# Exercise description
Search the listing below for the string "下一个标签" and copy every line where it occurs.

Segment Open

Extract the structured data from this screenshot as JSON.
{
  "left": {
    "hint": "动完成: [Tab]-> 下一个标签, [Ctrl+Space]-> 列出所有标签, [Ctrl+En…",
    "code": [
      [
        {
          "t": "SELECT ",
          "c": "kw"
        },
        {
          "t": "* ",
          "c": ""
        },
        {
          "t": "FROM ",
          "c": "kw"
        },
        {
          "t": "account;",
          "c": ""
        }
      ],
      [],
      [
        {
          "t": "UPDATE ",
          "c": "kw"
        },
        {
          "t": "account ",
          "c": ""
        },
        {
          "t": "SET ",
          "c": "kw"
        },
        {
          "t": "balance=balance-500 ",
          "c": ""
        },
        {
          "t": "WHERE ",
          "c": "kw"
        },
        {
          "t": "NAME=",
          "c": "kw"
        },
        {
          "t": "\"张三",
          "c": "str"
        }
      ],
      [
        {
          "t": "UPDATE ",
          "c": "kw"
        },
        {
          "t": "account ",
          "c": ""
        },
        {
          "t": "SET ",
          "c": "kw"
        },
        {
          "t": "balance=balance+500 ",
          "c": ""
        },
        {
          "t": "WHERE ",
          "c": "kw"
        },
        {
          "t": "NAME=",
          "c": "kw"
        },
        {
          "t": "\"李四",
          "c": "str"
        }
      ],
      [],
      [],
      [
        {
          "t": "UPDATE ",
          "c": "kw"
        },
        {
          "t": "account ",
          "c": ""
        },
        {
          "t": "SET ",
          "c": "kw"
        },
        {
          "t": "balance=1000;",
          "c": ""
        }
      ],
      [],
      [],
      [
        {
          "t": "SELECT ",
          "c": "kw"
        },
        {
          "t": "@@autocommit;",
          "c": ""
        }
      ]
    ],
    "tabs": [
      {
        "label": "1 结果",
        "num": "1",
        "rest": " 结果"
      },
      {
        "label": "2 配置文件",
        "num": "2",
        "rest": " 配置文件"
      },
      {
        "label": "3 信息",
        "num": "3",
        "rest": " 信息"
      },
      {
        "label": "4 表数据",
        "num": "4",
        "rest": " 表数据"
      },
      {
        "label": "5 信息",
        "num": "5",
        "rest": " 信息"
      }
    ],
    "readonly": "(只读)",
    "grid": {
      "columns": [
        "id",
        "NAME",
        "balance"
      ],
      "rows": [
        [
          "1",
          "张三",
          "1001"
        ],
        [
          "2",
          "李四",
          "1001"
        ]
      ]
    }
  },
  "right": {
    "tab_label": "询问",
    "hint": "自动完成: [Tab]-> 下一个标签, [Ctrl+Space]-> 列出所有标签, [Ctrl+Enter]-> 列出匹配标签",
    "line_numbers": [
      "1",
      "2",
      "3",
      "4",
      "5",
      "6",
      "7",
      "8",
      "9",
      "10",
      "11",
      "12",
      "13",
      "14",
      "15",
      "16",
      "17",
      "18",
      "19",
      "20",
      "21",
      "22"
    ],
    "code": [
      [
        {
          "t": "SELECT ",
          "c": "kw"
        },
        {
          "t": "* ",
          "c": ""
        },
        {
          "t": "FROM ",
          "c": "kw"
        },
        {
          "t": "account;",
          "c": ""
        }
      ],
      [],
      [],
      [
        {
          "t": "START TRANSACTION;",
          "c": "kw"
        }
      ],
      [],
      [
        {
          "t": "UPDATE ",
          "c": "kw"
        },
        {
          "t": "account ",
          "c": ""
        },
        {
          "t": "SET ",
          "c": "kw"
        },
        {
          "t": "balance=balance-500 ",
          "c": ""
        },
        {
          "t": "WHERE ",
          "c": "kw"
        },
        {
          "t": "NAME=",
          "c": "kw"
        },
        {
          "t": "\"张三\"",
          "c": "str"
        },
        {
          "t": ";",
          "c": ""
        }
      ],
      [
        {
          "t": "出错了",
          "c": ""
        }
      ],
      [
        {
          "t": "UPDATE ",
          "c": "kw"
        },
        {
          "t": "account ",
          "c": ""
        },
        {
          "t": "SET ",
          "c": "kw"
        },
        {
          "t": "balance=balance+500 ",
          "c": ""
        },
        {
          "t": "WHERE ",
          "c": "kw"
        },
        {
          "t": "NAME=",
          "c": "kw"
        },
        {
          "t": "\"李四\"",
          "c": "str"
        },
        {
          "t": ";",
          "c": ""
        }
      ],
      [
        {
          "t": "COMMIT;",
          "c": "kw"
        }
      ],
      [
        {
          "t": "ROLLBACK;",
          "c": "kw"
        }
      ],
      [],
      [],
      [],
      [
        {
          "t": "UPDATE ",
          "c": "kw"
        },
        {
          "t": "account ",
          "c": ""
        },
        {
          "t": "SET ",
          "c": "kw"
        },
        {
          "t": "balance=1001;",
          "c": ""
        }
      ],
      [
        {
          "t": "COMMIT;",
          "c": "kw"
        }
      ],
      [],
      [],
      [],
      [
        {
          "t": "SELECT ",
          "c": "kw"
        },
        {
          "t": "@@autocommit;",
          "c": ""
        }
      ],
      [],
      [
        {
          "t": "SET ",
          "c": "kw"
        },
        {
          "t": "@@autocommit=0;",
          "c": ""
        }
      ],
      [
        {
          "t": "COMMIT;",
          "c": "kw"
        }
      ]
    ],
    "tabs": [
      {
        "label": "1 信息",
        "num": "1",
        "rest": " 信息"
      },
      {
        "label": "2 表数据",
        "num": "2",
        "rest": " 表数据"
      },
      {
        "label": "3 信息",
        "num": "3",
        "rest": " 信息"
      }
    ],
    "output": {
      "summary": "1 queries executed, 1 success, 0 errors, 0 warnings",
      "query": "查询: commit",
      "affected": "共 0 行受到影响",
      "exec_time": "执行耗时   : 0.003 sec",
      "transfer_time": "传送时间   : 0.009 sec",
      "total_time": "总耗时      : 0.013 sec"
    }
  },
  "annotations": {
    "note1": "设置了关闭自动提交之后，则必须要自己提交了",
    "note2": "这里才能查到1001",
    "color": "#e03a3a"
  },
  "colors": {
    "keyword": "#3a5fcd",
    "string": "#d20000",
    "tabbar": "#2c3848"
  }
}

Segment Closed

# Result for this exercise
    "hint": "动完成: [Tab]-> 下一个标签, [Ctrl+Space]-> 列出所有标签, [Ctrl+En…",
    "hint": "自动完成: [Tab]-> 下一个标签, [Ctrl+Space]-> 列出所有标签, [Ctrl+Enter]-> 列出匹配标签",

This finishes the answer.